→ **Component data from apps and pages**:
=== Section Start ===

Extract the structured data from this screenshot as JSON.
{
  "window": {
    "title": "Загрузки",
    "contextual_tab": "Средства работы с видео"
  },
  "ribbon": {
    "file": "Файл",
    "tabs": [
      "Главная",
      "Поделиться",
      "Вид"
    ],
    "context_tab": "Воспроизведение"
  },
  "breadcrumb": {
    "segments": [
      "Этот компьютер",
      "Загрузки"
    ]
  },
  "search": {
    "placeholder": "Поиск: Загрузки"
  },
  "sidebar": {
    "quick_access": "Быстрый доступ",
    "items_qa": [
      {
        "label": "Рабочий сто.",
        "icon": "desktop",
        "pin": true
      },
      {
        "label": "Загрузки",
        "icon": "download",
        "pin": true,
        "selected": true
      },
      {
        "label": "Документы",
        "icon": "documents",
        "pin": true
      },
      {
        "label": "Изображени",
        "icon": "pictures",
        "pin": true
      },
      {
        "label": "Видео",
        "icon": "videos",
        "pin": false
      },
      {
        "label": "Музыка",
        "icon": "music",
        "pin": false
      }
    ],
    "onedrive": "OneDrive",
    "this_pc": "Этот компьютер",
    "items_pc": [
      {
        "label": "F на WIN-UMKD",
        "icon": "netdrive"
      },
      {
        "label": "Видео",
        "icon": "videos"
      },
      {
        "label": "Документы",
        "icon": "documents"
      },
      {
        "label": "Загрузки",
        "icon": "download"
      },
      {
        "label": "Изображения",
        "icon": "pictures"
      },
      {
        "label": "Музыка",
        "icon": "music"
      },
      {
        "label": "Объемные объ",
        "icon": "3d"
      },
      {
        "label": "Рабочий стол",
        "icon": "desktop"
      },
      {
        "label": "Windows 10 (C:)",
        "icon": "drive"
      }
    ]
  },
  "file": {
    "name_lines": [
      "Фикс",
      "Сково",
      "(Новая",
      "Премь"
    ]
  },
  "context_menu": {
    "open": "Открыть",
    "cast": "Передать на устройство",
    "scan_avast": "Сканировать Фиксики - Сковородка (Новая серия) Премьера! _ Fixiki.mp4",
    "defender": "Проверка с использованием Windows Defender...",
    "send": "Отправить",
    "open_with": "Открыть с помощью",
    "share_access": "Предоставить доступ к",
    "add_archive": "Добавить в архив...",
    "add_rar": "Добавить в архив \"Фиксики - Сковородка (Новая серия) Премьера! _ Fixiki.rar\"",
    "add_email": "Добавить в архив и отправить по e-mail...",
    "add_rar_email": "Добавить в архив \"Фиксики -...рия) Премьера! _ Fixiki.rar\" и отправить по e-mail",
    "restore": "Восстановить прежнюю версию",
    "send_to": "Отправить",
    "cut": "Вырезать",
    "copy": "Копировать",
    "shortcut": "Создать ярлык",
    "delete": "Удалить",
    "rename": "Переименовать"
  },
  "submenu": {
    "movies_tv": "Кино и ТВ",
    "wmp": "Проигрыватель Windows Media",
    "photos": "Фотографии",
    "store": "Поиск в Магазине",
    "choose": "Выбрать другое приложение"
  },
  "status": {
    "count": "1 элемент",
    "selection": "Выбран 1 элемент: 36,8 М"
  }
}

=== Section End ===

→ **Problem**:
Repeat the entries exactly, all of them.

→ **Output**:
Extract the structured data from this screenshot as JSON.
{
  "window": {
    "title": "Загрузки",
    "contextual_tab": "Средства работы с видео"
  },
  "ribbon": {
    "file": "Файл",
    "tabs": [
      "Главная",
      "Поделиться",
      "Вид"
    ],
    "context_tab": "Воспроизведение"
  },
  "breadcrumb": {
    "segments": [
      "Этот компьютер",
      "Загрузки"
    ]
  },
  "search": {
    "placeholder": "Поиск: Загрузки"
  },
  "sidebar": {
    "quick_access": "Быстрый доступ",
    "items_qa": [
      {
        "label": "Рабочий сто.",
        "icon": "desktop",
        "pin": true
      },
      {
        "label": "Загрузки",
        "icon": "download",
        "pin": true,
        "selected": true
      },
      {
        "label": "Документы",
        "icon": "documents",
        "pin": true
      },
      {
        "label": "Изображени",
        "icon": "pictures",
        "pin": true
      },
      {
        "label": "Видео",
        "icon": "videos",
        "pin": false
      },
      {
        "label": "Музыка",
        "icon": "music",
        "pin": false
      }
    ],
    "onedrive": "OneDrive",
    "this_pc": "Этот компьютер",
    "items_pc": [
      {
        "label": "F на WIN-UMKD",
        "icon": "netdrive"
      },
      {
        "label": "Видео",
        "icon": "videos"
      },
      {
        "label": "Документы",
        "icon": "documents"
      },
      {
        "label": "Загрузки",
        "icon": "download"
      },
      {
        "label": "Изображения",
        "icon": "pictures"
      },
      {
        "label": "Музыка",
        "icon": "music"
      },
      {
        "label": "Объемные объ",
        "icon": "3d"
      },
      {
        "label": "Рабочий стол",
        "icon": "desktop"
      },
      {
        "label": "Windows 10 (C:)",
        "icon": "drive"
      }
    ]
  },
  "file": {
    "name_lines": [
      "Фикс",
      "Сково",
      "(Новая",
      "Премь"
    ]
  },
  "context_menu": {
    "open": "Открыть",
    "cast": "Передать на устройство",
    "scan_avast": "Сканировать Фиксики - Сковородка (Новая серия) Премьера! _ Fixiki.mp4",
    "defender": "Проверка с использованием Windows Defender...",
    "send": "Отправить",
    "open_with": "Открыть с помощью",
    "share_access": "Предоставить доступ к",
    "add_archive": "Добавить в архив...",
    "add_rar": "Добавить в архив \"Фиксики - Сковородка (Новая серия) Премьера! _ Fixiki.rar\"",
    "add_email": "Добавить в архив и отправить по e-mail...",
    "add_rar_email": "Добавить в архив \"Фиксики -...рия) Премьера! _ Fixiki.rar\" и отправить по e-mail",
    "restore": "Восстановить прежнюю версию",
    "send_to": "Отправить",
    "cut": "Вырезать",
    "copy": "Копировать",
    "shortcut": "Создать ярлык",
    "delete": "Удалить",
    "rename": "Переименовать"
  },
  "submenu": {
    "movies_tv": "Кино и ТВ",
    "wmp": "Проигрыватель Windows Media",
    "photos": "Фотографии",
    "store": "Поиск в Магазине",
    "choose": "Выбрать другое приложение"
  },
  "status": {
    "count": "1 элемент",
    "selection": "Выбран 1 элемент: 36,8 М"
  }
}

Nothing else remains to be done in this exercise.